> _EXERCISE_:
Would you set down every line of the data below exactly as it reads?

> _LISTED ENTRIES_:
/---

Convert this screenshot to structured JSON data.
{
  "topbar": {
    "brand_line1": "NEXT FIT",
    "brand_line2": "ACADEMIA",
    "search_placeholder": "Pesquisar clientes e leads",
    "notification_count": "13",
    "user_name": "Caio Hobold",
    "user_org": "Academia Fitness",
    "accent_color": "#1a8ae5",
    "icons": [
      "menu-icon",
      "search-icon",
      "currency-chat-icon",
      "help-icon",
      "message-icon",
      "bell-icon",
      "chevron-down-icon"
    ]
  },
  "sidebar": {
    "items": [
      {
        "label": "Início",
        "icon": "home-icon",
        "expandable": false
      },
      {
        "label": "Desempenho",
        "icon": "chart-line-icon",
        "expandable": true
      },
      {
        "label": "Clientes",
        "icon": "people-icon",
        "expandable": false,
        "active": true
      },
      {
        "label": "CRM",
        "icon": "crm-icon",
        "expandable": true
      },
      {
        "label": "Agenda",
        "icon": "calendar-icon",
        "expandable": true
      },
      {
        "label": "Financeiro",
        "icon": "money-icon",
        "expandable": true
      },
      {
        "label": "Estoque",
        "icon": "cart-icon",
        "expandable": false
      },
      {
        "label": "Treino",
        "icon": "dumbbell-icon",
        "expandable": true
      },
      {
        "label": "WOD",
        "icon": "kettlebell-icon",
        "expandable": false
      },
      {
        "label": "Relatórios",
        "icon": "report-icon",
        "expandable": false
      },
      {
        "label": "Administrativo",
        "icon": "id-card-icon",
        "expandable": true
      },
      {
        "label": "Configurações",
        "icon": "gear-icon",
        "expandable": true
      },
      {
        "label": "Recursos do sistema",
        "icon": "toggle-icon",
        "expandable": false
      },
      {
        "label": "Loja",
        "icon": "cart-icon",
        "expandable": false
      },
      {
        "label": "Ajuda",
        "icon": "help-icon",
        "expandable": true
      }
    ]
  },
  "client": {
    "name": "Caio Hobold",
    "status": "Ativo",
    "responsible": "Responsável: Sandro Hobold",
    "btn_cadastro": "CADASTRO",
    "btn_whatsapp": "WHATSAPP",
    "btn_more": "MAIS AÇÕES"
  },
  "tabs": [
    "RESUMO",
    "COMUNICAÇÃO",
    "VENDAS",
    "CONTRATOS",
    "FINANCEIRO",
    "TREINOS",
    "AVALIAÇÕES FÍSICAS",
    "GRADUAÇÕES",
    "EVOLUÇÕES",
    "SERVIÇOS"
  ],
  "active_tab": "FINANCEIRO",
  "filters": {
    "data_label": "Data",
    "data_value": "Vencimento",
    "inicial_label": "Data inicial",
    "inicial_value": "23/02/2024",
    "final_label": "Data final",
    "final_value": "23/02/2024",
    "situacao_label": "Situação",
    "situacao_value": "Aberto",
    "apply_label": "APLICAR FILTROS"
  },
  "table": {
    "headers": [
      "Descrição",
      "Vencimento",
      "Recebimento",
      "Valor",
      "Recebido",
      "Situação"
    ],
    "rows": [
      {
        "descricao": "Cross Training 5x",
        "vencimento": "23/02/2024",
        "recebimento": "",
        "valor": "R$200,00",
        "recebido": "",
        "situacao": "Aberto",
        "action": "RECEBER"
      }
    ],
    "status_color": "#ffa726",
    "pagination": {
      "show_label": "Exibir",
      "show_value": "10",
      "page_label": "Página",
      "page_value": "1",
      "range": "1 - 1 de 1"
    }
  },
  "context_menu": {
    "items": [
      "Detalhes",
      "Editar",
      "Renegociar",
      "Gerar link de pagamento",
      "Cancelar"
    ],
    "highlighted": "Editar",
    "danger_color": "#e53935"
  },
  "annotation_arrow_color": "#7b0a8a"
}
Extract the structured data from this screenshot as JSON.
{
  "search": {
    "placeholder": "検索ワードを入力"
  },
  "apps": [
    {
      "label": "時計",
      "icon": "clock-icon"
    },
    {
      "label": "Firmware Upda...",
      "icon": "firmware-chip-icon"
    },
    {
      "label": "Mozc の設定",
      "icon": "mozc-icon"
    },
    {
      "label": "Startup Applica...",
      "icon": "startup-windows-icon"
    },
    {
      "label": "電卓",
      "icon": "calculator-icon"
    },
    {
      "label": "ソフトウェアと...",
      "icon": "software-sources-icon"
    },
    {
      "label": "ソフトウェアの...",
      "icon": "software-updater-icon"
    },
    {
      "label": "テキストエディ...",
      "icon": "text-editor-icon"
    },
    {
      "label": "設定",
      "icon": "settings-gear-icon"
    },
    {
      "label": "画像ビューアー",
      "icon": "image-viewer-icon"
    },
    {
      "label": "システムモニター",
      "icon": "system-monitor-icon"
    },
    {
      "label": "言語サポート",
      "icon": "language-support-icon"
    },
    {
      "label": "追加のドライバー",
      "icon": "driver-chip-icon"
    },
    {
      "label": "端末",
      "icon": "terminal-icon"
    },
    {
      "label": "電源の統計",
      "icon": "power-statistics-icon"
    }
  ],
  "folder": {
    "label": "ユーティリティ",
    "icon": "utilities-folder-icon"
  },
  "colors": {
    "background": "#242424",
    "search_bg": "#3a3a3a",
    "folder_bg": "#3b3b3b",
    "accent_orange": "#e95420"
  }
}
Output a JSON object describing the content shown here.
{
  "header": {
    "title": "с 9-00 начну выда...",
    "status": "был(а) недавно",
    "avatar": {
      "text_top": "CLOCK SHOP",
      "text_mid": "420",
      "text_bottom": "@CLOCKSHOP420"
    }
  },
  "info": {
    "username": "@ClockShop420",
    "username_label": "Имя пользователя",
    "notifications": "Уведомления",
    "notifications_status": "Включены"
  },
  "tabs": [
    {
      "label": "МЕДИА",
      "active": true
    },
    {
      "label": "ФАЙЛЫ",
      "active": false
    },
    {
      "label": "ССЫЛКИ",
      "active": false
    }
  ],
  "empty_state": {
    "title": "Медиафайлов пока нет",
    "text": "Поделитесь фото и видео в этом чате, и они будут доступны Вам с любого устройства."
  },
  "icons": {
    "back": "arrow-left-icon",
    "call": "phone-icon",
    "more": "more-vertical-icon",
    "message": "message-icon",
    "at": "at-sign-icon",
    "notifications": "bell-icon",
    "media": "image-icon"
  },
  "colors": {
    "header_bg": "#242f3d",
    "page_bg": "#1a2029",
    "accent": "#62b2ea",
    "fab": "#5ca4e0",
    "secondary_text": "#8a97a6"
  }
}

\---

> _ANSWER FOR THE TASK_:
Convert this screenshot to structured JSON data.
{
  "topbar": {
    "brand_line1": "NEXT FIT",
    "brand_line2": "ACADEMIA",
    "search_placeholder": "Pesquisar clientes e leads",
    "notification_count": "13",
    "user_name": "Caio Hobold",
    "user_org": "Academia Fitness",
    "accent_color": "#1a8ae5",
    "icons": [
      "menu-icon",
      "search-icon",
      "currency-chat-icon",
      "help-icon",
      "message-icon",
      "bell-icon",
      "chevron-down-icon"
    ]
  },
  "sidebar": {
    "items": [
      {
        "label": "Início",
        "icon": "home-icon",
        "expandable": false
      },
      {
        "label": "Desempenho",
        "icon": "chart-line-icon",
        "expandable": true
      },
      {
        "label": "Clientes",
        "icon": "people-icon",
        "expandable": false,
        "active": true
      },
      {
        "label": "CRM",
        "icon": "crm-icon",
        "expandable": true
      },
      {
        "label": "Agenda",
        "icon": "calendar-icon",
        "expandable": true
      },
      {
        "label": "Financeiro",
        "icon": "money-icon",
        "expandable": true
      },
      {
        "label": "Estoque",
        "icon": "cart-icon",
        "expandable": false
      },
      {
        "label": "Treino",
        "icon": "dumbbell-icon",
        "expandable": true
      },
      {
        "label": "WOD",
        "icon": "kettlebell-icon",
        "expandable": false
      },
      {
        "label": "Relatórios",
        "icon": "report-icon",
        "expandable": false
      },
      {
        "label": "Administrativo",
        "icon": "id-card-icon",
        "expandable": true
      },
      {
        "label": "Configurações",
        "icon": "gear-icon",
        "expandable": true
      },
      {
        "label": "Recursos do sistema",
        "icon": "toggle-icon",
        "expandable": false
      },
      {
        "label": "Loja",
        "icon": "cart-icon",
        "expandable": false
      },
      {
        "label": "Ajuda",
        "icon": "help-icon",
        "expandable": true
      }
    ]
  },
  "client": {
    "name": "Caio Hobold",
    "status": "Ativo",
    "responsible": "Responsável: Sandro Hobold",
    "btn_cadastro": "CADASTRO",
    "btn_whatsapp": "WHATSAPP",
    "btn_more": "MAIS AÇÕES"
  },
  "tabs": [
    "RESUMO",
    "COMUNICAÇÃO",
    "VENDAS",
    "CONTRATOS",
    "FINANCEIRO",
    "TREINOS",
    "AVALIAÇÕES FÍSICAS",
    "GRADUAÇÕES",
    "EVOLUÇÕES",
    "SERVIÇOS"
  ],
  "active_tab": "FINANCEIRO",
  "filters": {
    "data_label": "Data",
    "data_value": "Vencimento",
    "inicial_label": "Data inicial",
    "inicial_value": "23/02/2024",
    "final_label": "Data final",
    "final_value": "23/02/2024",
    "situacao_label": "Situação",
    "situacao_value": "Aberto",
    "apply_label": "APLICAR FILTROS"
  },
  "table": {
    "headers": [
      "Descrição",
      "Vencimento",
      "Recebimento",
      "Valor",
      "Recebido",
      "Situação"
    ],
    "rows": [
      {
        "descricao": "Cross Training 5x",
        "vencimento": "23/02/2024",
        "recebimento": "",
        "valor": "R$200,00",
        "recebido": "",
        "situacao": "Aberto",
        "action": "RECEBER"
      }
    ],
    "status_color": "#ffa726",
    "pagination": {
      "show_label": "Exibir",
      "show_value": "10",
      "page_label": "Página",
      "page_value": "1",
      "range": "1 - 1 de 1"
    }
  },
  "context_menu": {
    "items": [
      "Detalhes",
      "Editar",
      "Renegociar",
      "Gerar link de pagamento",
      "Cancelar"
    ],
    "highlighted": "Editar",
    "danger_color": "#e53935"
  },
  "annotation_arrow_color": "#7b0a8a"
}
Extract the structured data from this screenshot as JSON.
{
  "search": {
    "placeholder": "検索ワードを入力"
  },
  "apps": [
    {
      "label": "時計",
      "icon": "clock-icon"
    },
    {
      "label": "Firmware Upda...",
      "icon": "firmware-chip-icon"
    },
    {
      "label": "Mozc の設定",
      "icon": "mozc-icon"
    },
    {
      "label": "Startup Applica...",
      "icon": "startup-windows-icon"
    },
    {
      "label": "電卓",
      "icon": "calculator-icon"
    },
    {
      "label": "ソフトウェアと...",
      "icon": "software-sources-icon"
    },
    {
      "label": "ソフトウェアの...",
      "icon": "software-updater-icon"
    },
    {
      "label": "テキストエディ...",
      "icon": "text-editor-icon"
    },
    {
      "label": "設定",
      "icon": "settings-gear-icon"
    },
    {
      "label": "画像ビューアー",
      "icon": "image-viewer-icon"
    },
    {
      "label": "システムモニター",
      "icon": "system-monitor-icon"
    },
    {
      "label": "言語サポート",
      "icon": "language-support-icon"
    },
    {
      "label": "追加のドライバー",
      "icon": "driver-chip-icon"
    },
    {
      "label": "端末",
      "icon": "terminal-icon"
    },
    {
      "label": "電源の統計",
      "icon": "power-statistics-icon"
    }
  ],
  "folder": {
    "label": "ユーティリティ",
    "icon": "utilities-folder-icon"
  },
  "colors": {
    "background": "#242424",
    "search_bg": "#3a3a3a",
    "folder_bg": "#3b3b3b",
    "accent_orange": "#e95420"
  }
}
Output a JSON object describing the content shown here.
{
  "header": {
    "title": "с 9-00 начну выда...",
    "status": "был(а) недавно",
    "avatar": {
      "text_top": "CLOCK SHOP",
      "text_mid": "420",
      "text_bottom": "@CLOCKSHOP420"
    }
  },
  "info": {
    "username": "@ClockShop420",
    "username_label": "Имя пользователя",
    "notifications": "Уведомления",
    "notifications_status": "Включены"
  },
  "tabs": [
    {
      "label": "МЕДИА",
      "active": true
    },
    {
      "label": "ФАЙЛЫ",
      "active": false
    },
    {
      "label": "ССЫЛКИ",
      "active": false
    }
  ],
  "empty_state": {
    "title": "Медиафайлов пока нет",
    "text": "Поделитесь фото и видео в этом чате, и они будут доступны Вам с любого устройства."
  },
  "icons": {
    "back": "arrow-left-icon",
    "call": "phone-icon",
    "more": "more-vertical-icon",
    "message": "message-icon",
    "at": "at-sign-icon",
    "notifications": "bell-icon",
    "media": "image-icon"
  },
  "colors": {
    "header_bg": "#242f3d",
    "page_bg": "#1a2029",
    "accent": "#62b2ea",
    "fab": "#5ca4e0",
    "secondary_text": "#8a97a6"
  }
}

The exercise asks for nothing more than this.